Jim Pethokoukis at the American Enterprise Institute has the scoop:

Employers created just 69,000 jobs last month, the Labor Department said on Friday. That’s the fewest since May of last year. Economists had been expecting nonfarm payrolls to increase by 150,000. Moreover, companies added 49,000 fewer jobs than previously estimated in March and April. Talk about a slowdown. The average monthly gain was 226,000 in first quarter vs. an average of just 73,000 in April and May.

Oh, and the U-3 unemployment rate rose to 8.2% from 8.1%. The broader U-6 gauge, which also measures underemployment, rose to 14.8% from 14.5%. The labor force participation rate did, finally, tick up to a still-low 63.8%, lending credence to the idea that the shrinking workforce reflects discouraged workers and not just demographics.

But this isn’t just a case of conservatives gloating at the failures of the Obama administration. Noted liberal blogger Matthew Yglesias has this to say at Slate:

[W]e gained 69,000 new jobs in May (estimated) but lost 49,000 in revisions. That leaves us with a net increase in employment of just 20,000. Disaster disaster disaster.

[A] lot of this is already getting fed through an election year politics lens, but it’s important to remember that this is first and foremost a human trajedy [sic] for unemployed and underemployed people, and for employed workers who’ve been stripped of bargaining power due to persistent labor market weakness. If growth stays dismal and Barack Obama loses the election, he and Michelle and Jack Lew and Tim Geithner and all the rest will go on to have happy, healthy, prosperous lives. Other people’s careers are much more in the balance.

(Emphasis mine.)

Interestingly, it appears that blacks and Hispanics have been hit hardest by the Obama economy. According to National Journal:

In May, 11 percent of Hispanics who were looking for work couldn’t find it, up from 9.8 a month ago. Among blacks, the rate rose less than a percentage point, from 13 percent in April to 13.6 percent in May.

The unemployment rates among whites and Asians remained flat at 7.4 percent and 5.2 percent respectively.

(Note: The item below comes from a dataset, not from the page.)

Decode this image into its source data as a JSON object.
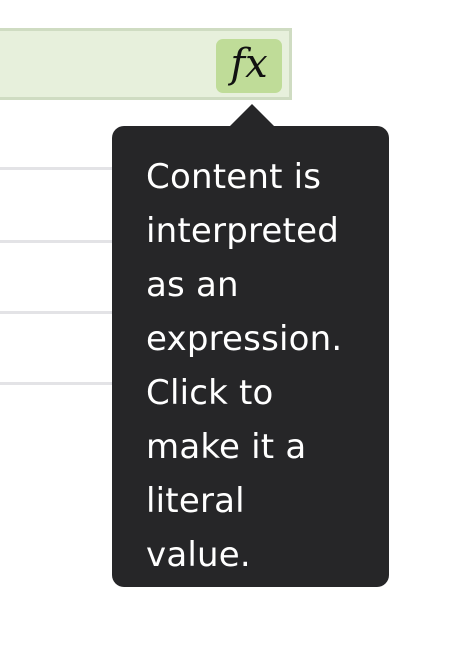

I agree with Yglesias. This is a human tragedy. Where we disagree is how to solve this problem. Come November, the voters will have an opportunity to register their displeasure with the failed economic policies of this Keynes-addicted president.

Matt K. Lewis